- WHAT YOU NEED TO DO -
Copy the lines below exactly, starting at the line that contains "Enumerate this screenshot's" and stopping after the last line, and include no other lines.

(Element data from apps and pages)
== Segment start ==
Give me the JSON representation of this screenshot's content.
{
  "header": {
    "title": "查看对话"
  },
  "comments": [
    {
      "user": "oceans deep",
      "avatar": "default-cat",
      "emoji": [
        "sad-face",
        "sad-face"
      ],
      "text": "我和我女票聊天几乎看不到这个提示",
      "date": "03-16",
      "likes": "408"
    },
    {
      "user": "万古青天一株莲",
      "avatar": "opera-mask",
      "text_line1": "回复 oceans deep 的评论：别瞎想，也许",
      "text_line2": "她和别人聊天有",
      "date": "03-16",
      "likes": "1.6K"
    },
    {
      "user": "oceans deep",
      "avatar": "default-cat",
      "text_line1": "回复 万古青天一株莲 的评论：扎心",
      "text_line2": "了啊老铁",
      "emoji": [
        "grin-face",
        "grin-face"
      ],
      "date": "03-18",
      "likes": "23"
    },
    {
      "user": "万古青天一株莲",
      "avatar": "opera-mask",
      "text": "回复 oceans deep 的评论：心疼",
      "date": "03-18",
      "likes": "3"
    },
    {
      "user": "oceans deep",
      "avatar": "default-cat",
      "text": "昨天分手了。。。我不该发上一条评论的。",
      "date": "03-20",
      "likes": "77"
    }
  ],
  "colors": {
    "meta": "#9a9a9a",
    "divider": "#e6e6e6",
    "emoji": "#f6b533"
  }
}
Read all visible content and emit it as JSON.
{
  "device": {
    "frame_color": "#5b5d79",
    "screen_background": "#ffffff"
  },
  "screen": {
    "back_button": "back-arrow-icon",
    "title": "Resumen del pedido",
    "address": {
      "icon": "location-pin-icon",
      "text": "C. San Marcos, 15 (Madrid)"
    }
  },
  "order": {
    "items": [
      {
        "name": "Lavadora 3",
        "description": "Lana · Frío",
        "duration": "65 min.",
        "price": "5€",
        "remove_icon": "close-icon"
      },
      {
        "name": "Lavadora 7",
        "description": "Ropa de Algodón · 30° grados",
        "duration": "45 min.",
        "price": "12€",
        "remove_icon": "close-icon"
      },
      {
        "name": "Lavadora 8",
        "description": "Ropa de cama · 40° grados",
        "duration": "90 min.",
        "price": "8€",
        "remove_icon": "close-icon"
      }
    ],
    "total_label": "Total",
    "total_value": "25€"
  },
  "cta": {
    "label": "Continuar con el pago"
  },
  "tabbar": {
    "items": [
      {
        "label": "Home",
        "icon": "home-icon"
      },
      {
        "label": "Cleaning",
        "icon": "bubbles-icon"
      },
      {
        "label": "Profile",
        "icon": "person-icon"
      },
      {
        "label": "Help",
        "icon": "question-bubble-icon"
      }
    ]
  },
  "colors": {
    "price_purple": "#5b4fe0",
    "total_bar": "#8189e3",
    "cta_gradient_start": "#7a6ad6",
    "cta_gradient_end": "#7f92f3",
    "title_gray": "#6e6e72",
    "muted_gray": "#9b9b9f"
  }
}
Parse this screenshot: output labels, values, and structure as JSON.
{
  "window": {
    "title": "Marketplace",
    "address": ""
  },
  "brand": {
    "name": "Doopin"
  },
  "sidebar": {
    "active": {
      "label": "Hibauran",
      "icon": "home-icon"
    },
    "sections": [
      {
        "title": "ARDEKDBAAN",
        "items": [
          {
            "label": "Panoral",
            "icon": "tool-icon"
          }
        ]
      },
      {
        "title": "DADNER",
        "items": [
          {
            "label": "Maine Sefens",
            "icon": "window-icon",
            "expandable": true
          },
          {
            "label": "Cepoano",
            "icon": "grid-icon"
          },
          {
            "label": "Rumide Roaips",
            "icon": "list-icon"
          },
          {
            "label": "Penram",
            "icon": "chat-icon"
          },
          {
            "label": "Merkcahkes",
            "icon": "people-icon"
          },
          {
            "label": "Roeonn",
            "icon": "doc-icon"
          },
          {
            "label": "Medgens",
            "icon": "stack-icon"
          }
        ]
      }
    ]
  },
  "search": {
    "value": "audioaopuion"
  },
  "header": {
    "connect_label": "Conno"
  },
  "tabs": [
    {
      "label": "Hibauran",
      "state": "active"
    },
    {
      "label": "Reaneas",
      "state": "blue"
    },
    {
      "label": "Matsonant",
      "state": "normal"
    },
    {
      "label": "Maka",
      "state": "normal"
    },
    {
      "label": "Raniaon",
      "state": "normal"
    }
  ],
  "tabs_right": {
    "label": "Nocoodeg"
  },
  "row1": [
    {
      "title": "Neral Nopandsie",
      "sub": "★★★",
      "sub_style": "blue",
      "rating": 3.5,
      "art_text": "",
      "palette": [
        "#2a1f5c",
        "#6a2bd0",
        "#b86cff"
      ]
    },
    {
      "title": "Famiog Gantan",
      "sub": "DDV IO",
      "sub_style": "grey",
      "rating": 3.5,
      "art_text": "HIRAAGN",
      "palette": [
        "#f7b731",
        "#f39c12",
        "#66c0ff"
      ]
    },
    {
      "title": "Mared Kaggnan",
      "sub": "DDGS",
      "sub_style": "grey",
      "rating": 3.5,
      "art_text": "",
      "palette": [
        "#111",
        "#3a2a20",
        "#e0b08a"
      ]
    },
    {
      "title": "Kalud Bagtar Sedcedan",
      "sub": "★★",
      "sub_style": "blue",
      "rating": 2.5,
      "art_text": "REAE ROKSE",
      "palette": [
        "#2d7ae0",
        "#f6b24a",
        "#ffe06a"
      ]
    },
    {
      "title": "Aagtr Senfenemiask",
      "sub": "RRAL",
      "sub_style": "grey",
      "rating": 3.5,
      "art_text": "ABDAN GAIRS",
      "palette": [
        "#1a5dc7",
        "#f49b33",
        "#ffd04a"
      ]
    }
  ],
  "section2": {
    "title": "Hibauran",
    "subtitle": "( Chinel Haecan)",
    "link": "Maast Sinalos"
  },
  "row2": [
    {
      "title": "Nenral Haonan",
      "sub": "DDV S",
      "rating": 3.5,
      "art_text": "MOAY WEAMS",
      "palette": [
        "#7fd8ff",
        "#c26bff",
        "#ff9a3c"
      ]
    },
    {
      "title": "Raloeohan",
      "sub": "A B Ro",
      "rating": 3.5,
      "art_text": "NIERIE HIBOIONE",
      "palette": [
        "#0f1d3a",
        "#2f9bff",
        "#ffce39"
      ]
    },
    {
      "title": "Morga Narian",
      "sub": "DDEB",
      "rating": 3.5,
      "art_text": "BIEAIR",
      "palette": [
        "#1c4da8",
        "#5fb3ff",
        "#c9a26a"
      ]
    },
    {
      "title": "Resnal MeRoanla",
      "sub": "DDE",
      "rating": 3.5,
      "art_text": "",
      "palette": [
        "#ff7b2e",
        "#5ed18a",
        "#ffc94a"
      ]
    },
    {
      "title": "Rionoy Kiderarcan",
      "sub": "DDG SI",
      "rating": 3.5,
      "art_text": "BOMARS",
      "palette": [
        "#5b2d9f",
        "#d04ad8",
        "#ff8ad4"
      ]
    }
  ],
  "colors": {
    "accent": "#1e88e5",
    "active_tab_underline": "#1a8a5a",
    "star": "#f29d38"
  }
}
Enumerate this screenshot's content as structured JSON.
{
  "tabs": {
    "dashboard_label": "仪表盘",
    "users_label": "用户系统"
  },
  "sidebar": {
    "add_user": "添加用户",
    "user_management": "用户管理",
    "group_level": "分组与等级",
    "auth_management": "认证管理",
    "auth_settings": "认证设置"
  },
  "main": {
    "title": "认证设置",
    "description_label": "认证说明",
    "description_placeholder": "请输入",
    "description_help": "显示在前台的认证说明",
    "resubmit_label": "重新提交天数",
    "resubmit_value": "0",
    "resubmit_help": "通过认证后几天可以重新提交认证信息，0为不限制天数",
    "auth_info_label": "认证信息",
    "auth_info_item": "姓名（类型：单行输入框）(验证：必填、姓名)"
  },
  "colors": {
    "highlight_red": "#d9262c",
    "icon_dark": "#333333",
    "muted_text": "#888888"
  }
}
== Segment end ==
- ANSWER AREA -
Enumerate this screenshot's content as structured JSON.
{
  "tabs": {
    "dashboard_label": "仪表盘",
    "users_label": "用户系统"
  },
  "sidebar": {
    "add_user": "添加用户",
    "user_management": "用户管理",
    "group_level": "分组与等级",
    "auth_management": "认证管理",
    "auth_settings": "认证设置"
  },
  "main": {
    "title": "认证设置",
    "description_label": "认证说明",
    "description_placeholder": "请输入",
    "description_help": "显示在前台的认证说明",
    "resubmit_label": "重新提交天数",
    "resubmit_value": "0",
    "resubmit_help": "通过认证后几天可以重新提交认证信息，0为不限制天数",
    "auth_info_label": "认证信息",
    "auth_info_item": "姓名（类型：单行输入框）(验证：必填、姓名)"
  },
  "colors": {
    "highlight_red": "#d9262c",
    "icon_dark": "#333333",
    "muted_text": "#888888"
  }
}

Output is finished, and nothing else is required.